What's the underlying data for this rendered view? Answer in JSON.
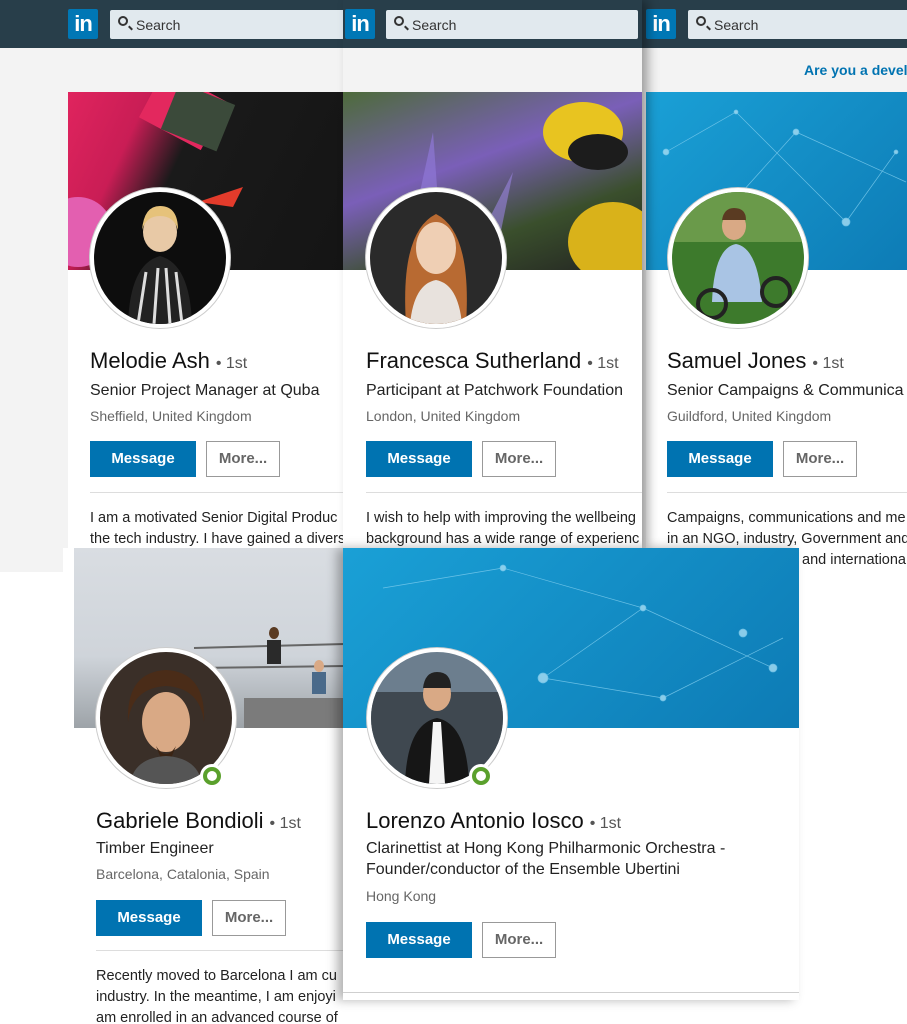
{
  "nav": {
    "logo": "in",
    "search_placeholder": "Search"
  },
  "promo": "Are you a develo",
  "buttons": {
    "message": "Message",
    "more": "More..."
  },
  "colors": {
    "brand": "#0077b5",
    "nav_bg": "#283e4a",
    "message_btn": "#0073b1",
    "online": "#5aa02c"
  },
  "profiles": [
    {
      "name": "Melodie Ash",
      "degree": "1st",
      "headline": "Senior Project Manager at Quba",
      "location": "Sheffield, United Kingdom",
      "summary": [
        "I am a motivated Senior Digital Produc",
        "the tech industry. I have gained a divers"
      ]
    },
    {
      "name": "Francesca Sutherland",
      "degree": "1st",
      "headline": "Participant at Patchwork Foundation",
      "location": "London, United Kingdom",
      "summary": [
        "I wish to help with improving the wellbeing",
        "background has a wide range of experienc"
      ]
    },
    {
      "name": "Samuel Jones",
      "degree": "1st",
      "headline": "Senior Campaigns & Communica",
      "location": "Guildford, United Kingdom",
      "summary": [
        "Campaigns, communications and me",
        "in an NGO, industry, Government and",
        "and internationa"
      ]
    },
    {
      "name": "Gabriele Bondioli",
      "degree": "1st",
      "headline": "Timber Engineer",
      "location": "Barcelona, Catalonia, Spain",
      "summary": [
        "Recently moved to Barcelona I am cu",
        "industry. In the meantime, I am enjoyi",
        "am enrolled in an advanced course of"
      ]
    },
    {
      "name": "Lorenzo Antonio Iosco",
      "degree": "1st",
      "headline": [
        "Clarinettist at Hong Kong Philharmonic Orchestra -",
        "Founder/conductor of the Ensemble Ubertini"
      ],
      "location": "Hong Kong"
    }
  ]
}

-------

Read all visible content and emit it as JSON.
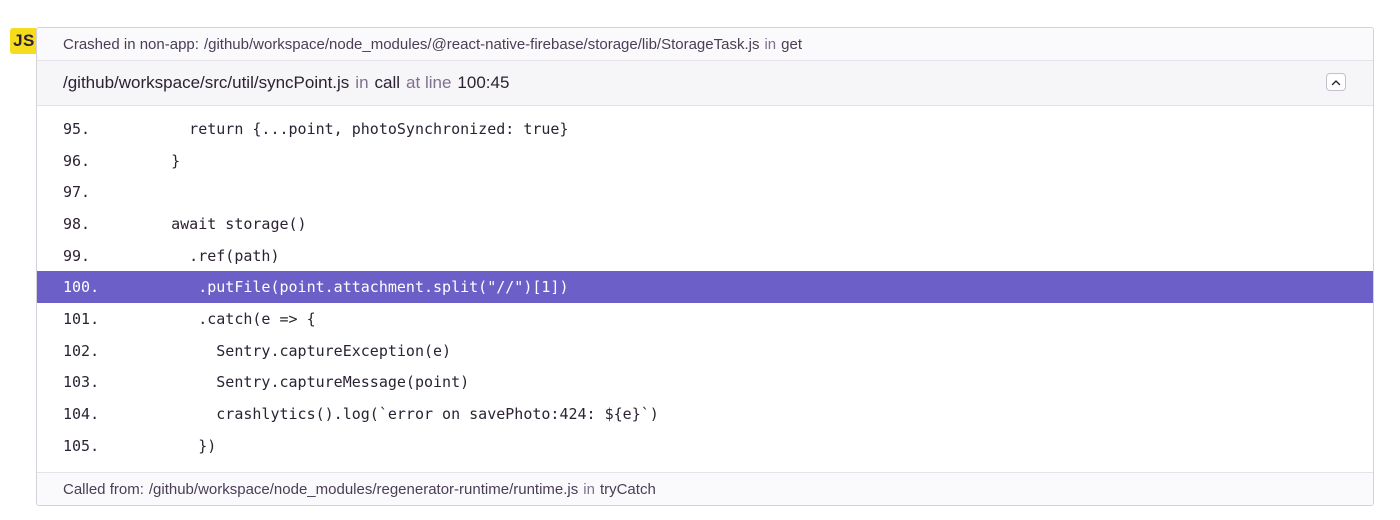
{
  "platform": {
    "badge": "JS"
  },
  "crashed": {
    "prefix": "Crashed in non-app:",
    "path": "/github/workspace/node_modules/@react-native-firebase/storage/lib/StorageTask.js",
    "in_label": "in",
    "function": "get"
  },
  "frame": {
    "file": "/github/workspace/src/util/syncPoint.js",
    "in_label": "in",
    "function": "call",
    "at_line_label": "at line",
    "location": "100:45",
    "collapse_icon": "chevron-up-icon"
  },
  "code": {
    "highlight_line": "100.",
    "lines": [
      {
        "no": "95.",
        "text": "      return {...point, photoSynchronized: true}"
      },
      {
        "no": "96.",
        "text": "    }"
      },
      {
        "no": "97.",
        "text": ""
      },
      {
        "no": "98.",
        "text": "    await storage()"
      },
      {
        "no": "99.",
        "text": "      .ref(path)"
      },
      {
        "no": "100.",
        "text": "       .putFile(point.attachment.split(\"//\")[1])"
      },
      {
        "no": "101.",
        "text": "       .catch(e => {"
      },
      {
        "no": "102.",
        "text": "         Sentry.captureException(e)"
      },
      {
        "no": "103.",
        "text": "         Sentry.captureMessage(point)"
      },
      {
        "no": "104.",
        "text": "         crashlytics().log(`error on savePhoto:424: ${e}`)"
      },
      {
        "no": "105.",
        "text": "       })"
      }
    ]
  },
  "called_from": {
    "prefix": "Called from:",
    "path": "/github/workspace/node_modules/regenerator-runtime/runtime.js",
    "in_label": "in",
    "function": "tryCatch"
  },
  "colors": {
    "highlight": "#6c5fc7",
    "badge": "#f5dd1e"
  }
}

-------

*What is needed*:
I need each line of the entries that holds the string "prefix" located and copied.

*Your response*:
    "prefix": "Crashed in non-app:",
    "prefix": "Called from:",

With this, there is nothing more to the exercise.